Aim of the task
In your copy of the records, include every word exactly and no pictures.

Page and application data records
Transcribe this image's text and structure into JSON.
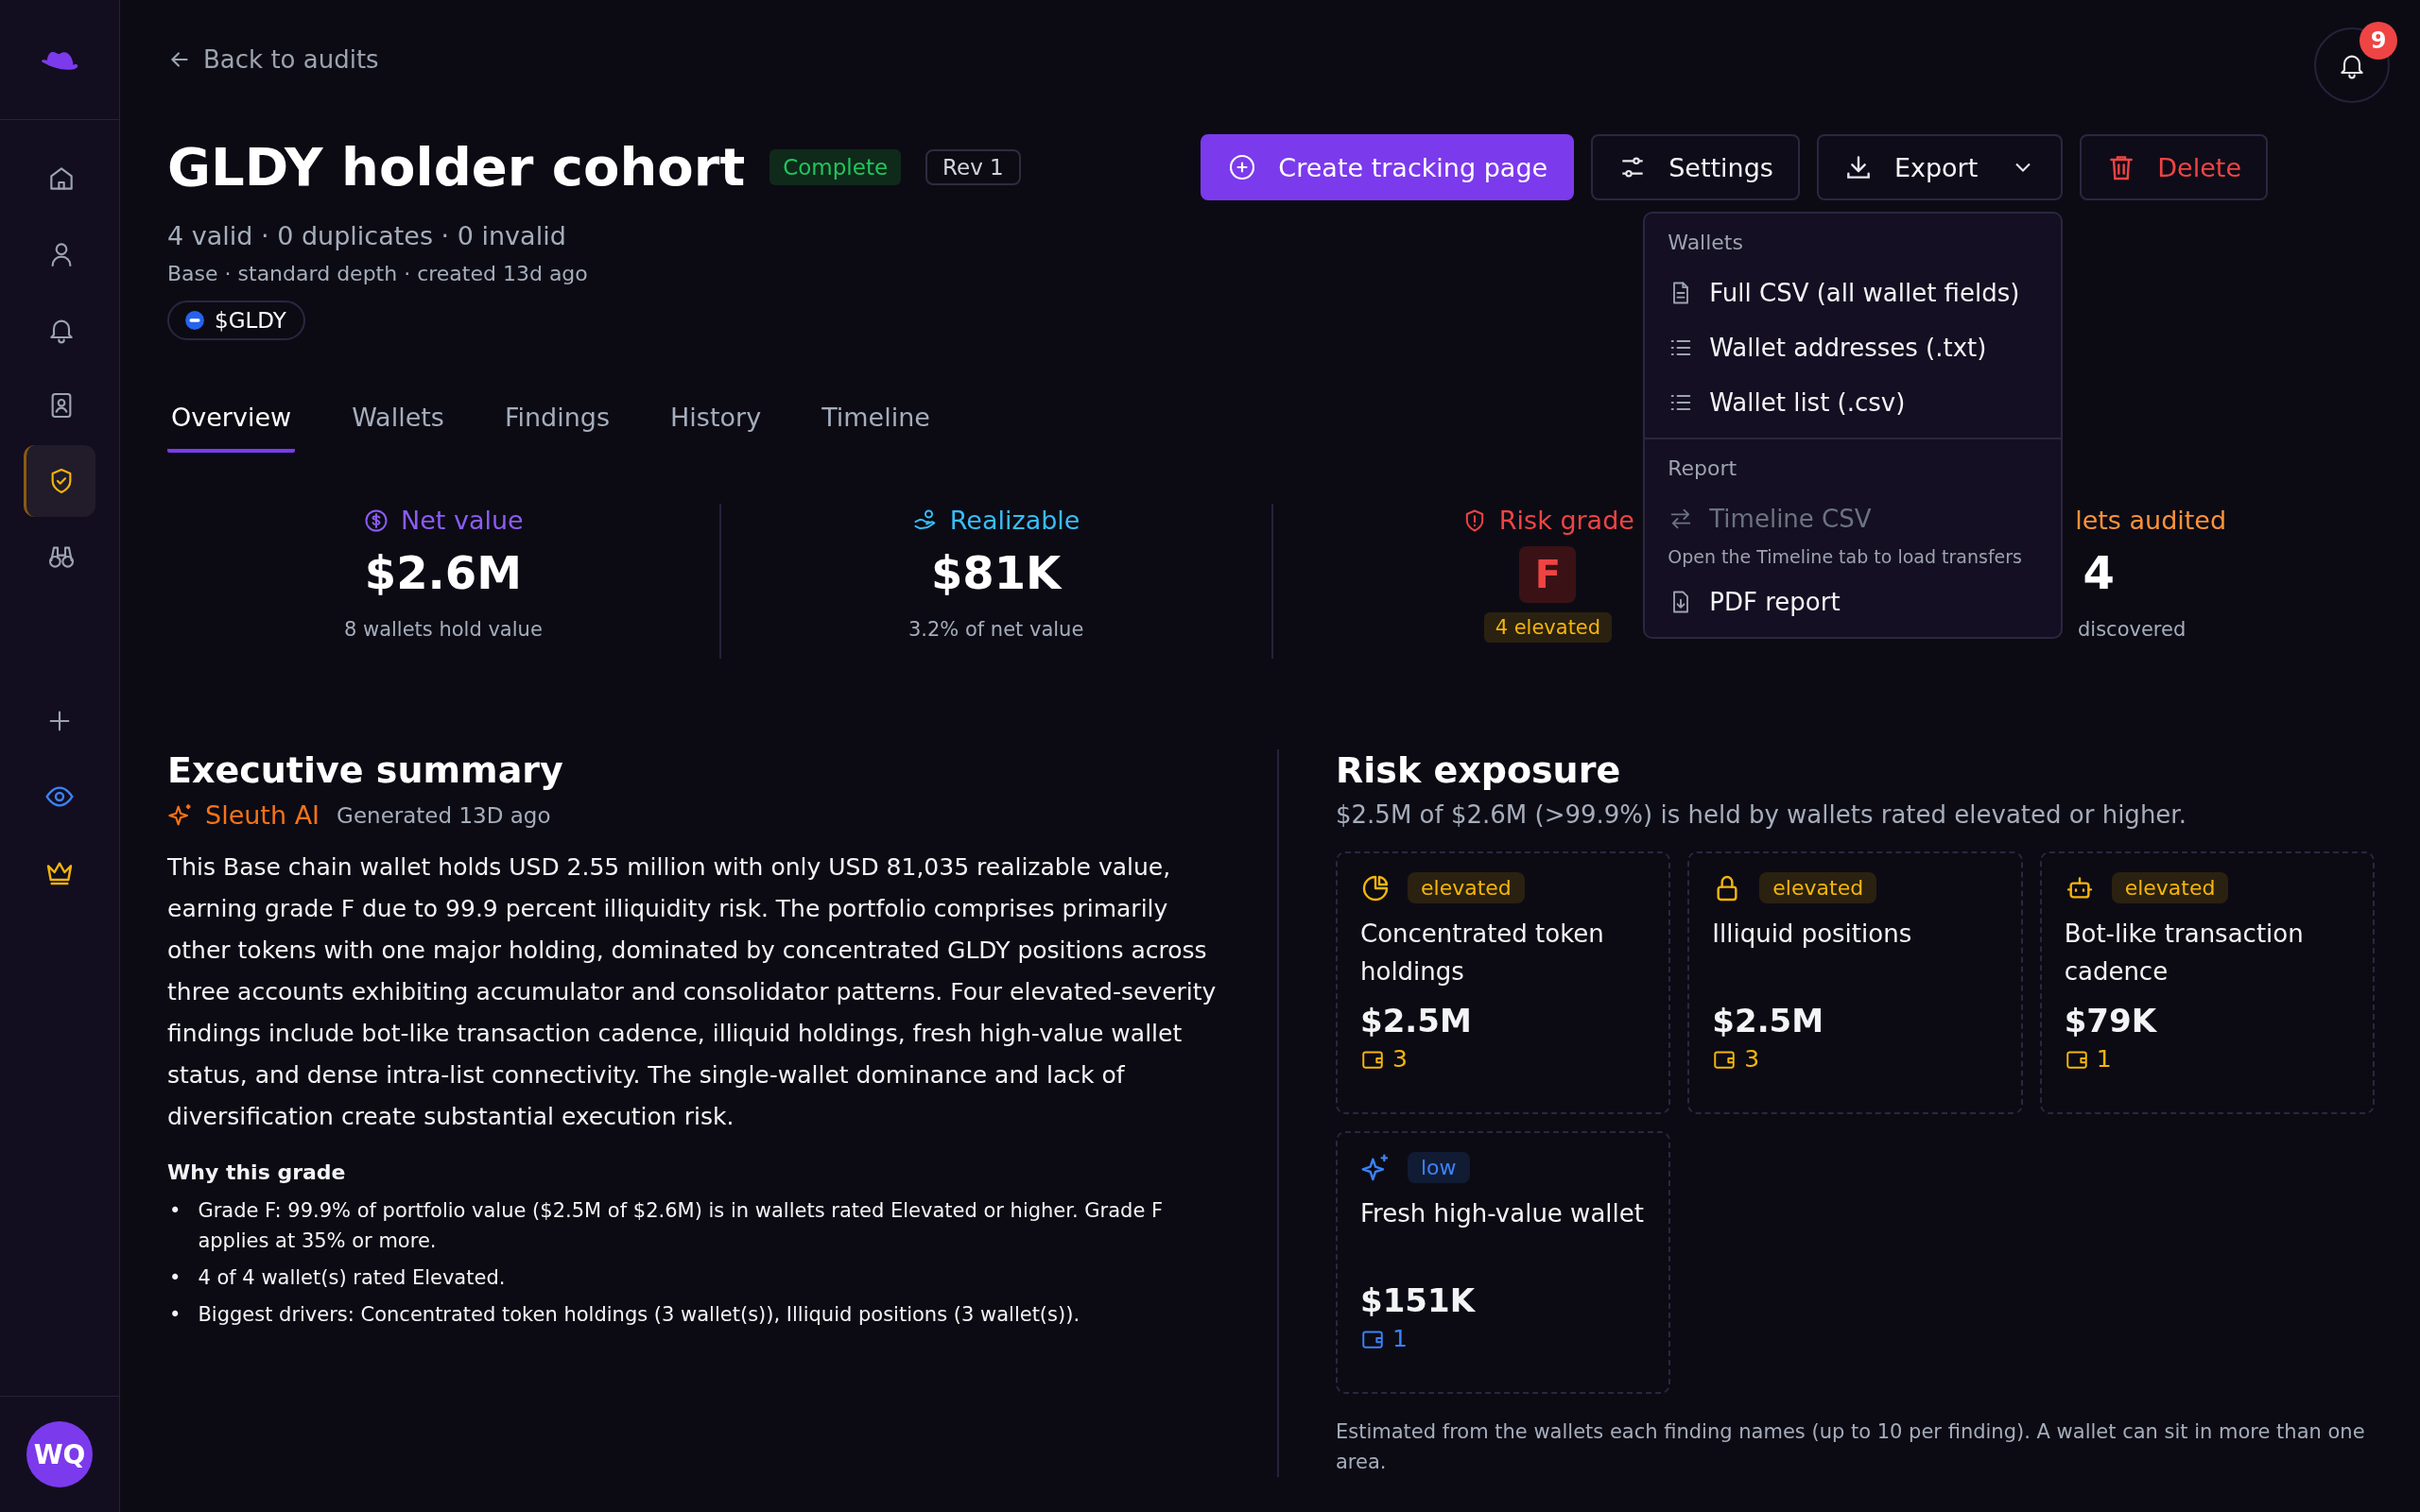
{
  "sidebar": {
    "nav": [
      {
        "selected": false
      },
      {
        "selected": false
      },
      {
        "selected": false
      },
      {
        "selected": false
      },
      {
        "selected": true
      },
      {
        "selected": false
      }
    ],
    "avatar": "WQ"
  },
  "notifications": {
    "count": "9"
  },
  "back_link": "Back to audits",
  "header": {
    "title": "GLDY holder cohort",
    "status": "Complete",
    "revision": "Rev 1",
    "counts": "4 valid · 0 duplicates · 0 invalid",
    "meta": "Base · standard depth · created 13d ago",
    "token": "$GLDY"
  },
  "actions": {
    "create": "Create tracking page",
    "settings": "Settings",
    "export": "Export",
    "delete": "Delete"
  },
  "export_menu": {
    "sections": [
      {
        "title": "Wallets",
        "items": [
          {
            "label": "Full CSV (all wallet fields)",
            "disabled": false
          },
          {
            "label": "Wallet addresses (.txt)",
            "disabled": false
          },
          {
            "label": "Wallet list (.csv)",
            "disabled": false
          }
        ]
      },
      {
        "title": "Report",
        "items": [
          {
            "label": "Timeline CSV",
            "disabled": true,
            "hint": "Open the Timeline tab to load transfers"
          },
          {
            "label": "PDF report",
            "disabled": false
          }
        ]
      }
    ]
  },
  "tabs": [
    {
      "label": "Overview",
      "selected": true
    },
    {
      "label": "Wallets",
      "selected": false
    },
    {
      "label": "Findings",
      "selected": false
    },
    {
      "label": "History",
      "selected": false
    },
    {
      "label": "Timeline",
      "selected": false
    }
  ],
  "stats": [
    {
      "kind": "plain",
      "label": "Net value",
      "color": "#8b5cf6",
      "value": "$2.6M",
      "caption": "8 wallets hold value"
    },
    {
      "kind": "plain",
      "label": "Realizable",
      "color": "#38bdf8",
      "value": "$81K",
      "caption": "3.2% of net value"
    },
    {
      "kind": "grade",
      "label": "Risk grade",
      "color": "#ef4444",
      "value": "F",
      "caption": "4 elevated"
    },
    {
      "kind": "partial",
      "label": "lets audited",
      "color": "#fb923c",
      "value": "4",
      "caption": "discovered"
    }
  ],
  "summary": {
    "title": "Executive summary",
    "source": "Sleuth AI",
    "generated": "Generated 13D ago",
    "body": "This Base chain wallet holds USD 2.55 million with only USD 81,035 realizable value, earning grade F due to 99.9 percent illiquidity risk. The portfolio comprises primarily other tokens with one major holding, dominated by concentrated GLDY positions across three accounts exhibiting accumulator and consolidator patterns. Four elevated-severity findings include bot-like transaction cadence, illiquid holdings, fresh high-value wallet status, and dense intra-list connectivity. The single-wallet dominance and lack of diversification create substantial execution risk.",
    "why_title": "Why this grade",
    "bullet": "•",
    "reasons": [
      "Grade F: 99.9% of portfolio value ($2.5M of $2.6M) is in wallets rated Elevated or higher. Grade F applies at 35% or more.",
      "4 of 4 wallet(s) rated Elevated.",
      "Biggest drivers: Concentrated token holdings (3 wallet(s)), Illiquid positions (3 wallet(s))."
    ]
  },
  "risk": {
    "title": "Risk exposure",
    "subtitle": "$2.5M of $2.6M (>99.9%) is held by wallets rated elevated or higher.",
    "cards": [
      {
        "severity": "elevated",
        "title": "Concentrated token holdings",
        "value": "$2.5M",
        "wallets": "3"
      },
      {
        "severity": "elevated",
        "title": "Illiquid positions",
        "value": "$2.5M",
        "wallets": "3"
      },
      {
        "severity": "elevated",
        "title": "Bot-like transaction cadence",
        "value": "$79K",
        "wallets": "1"
      },
      {
        "severity": "low",
        "title": "Fresh high-value wallet",
        "value": "$151K",
        "wallets": "1"
      }
    ],
    "footnote": "Estimated from the wallets each finding names (up to 10 per finding). A wallet can sit in more than one area."
  }
}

Written solution
Transcribe this image's text and structure into JSON.
{
  "sidebar": {
    "nav": [
      {
        "selected": false
      },
      {
        "selected": false
      },
      {
        "selected": false
      },
      {
        "selected": false
      },
      {
        "selected": true
      },
      {
        "selected": false
      }
    ],
    "avatar": "WQ"
  },
  "notifications": {
    "count": "9"
  },
  "back_link": "Back to audits",
  "header": {
    "title": "GLDY holder cohort",
    "status": "Complete",
    "revision": "Rev 1",
    "counts": "4 valid · 0 duplicates · 0 invalid",
    "meta": "Base · standard depth · created 13d ago",
    "token": "$GLDY"
  },
  "actions": {
    "create": "Create tracking page",
    "settings": "Settings",
    "export": "Export",
    "delete": "Delete"
  },
  "export_menu": {
    "sections": [
      {
        "title": "Wallets",
        "items": [
          {
            "label": "Full CSV (all wallet fields)",
            "disabled": false
          },
          {
            "label": "Wallet addresses (.txt)",
            "disabled": false
          },
          {
            "label": "Wallet list (.csv)",
            "disabled": false
          }
        ]
      },
      {
        "title": "Report",
        "items": [
          {
            "label": "Timeline CSV",
            "disabled": true,
            "hint": "Open the Timeline tab to load transfers"
          },
          {
            "label": "PDF report",
            "disabled": false
          }
        ]
      }
    ]
  },
  "tabs": [
    {
      "label": "Overview",
      "selected": true
    },
    {
      "label": "Wallets",
      "selected": false
    },
    {
      "label": "Findings",
      "selected": false
    },
    {
      "label": "History",
      "selected": false
    },
    {
      "label": "Timeline",
      "selected": false
    }
  ],
  "stats": [
    {
      "kind": "plain",
      "label": "Net value",
      "color": "#8b5cf6",
      "value": "$2.6M",
      "caption": "8 wallets hold value"
    },
    {
      "kind": "plain",
      "label": "Realizable",
      "color": "#38bdf8",
      "value": "$81K",
      "caption": "3.2% of net value"
    },
    {
      "kind": "grade",
      "label": "Risk grade",
      "color": "#ef4444",
      "value": "F",
      "caption": "4 elevated"
    },
    {
      "kind": "partial",
      "label": "lets audited",
      "color": "#fb923c",
      "value": "4",
      "caption": "discovered"
    }
  ],
  "summary": {
    "title": "Executive summary",
    "source": "Sleuth AI",
    "generated": "Generated 13D ago",
    "body": "This Base chain wallet holds USD 2.55 million with only USD 81,035 realizable value, earning grade F due to 99.9 percent illiquidity risk. The portfolio comprises primarily other tokens with one major holding, dominated by concentrated GLDY positions across three accounts exhibiting accumulator and consolidator patterns. Four elevated-severity findings include bot-like transaction cadence, illiquid holdings, fresh high-value wallet status, and dense intra-list connectivity. The single-wallet dominance and lack of diversification create substantial execution risk.",
    "why_title": "Why this grade",
    "bullet": "•",
    "reasons": [
      "Grade F: 99.9% of portfolio value ($2.5M of $2.6M) is in wallets rated Elevated or higher. Grade F applies at 35% or more.",
      "4 of 4 wallet(s) rated Elevated.",
      "Biggest drivers: Concentrated token holdings (3 wallet(s)), Illiquid positions (3 wallet(s))."
    ]
  },
  "risk": {
    "title": "Risk exposure",
    "subtitle": "$2.5M of $2.6M (>99.9%) is held by wallets rated elevated or higher.",
    "cards": [
      {
        "severity": "elevated",
        "title": "Concentrated token holdings",
        "value": "$2.5M",
        "wallets": "3"
      },
      {
        "severity": "elevated",
        "title": "Illiquid positions",
        "value": "$2.5M",
        "wallets": "3"
      },
      {
        "severity": "elevated",
        "title": "Bot-like transaction cadence",
        "value": "$79K",
        "wallets": "1"
      },
      {
        "severity": "low",
        "title": "Fresh high-value wallet",
        "value": "$151K",
        "wallets": "1"
      }
    ],
    "footnote": "Estimated from the wallets each finding names (up to 10 per finding). A wallet can sit in more than one area."
  }
}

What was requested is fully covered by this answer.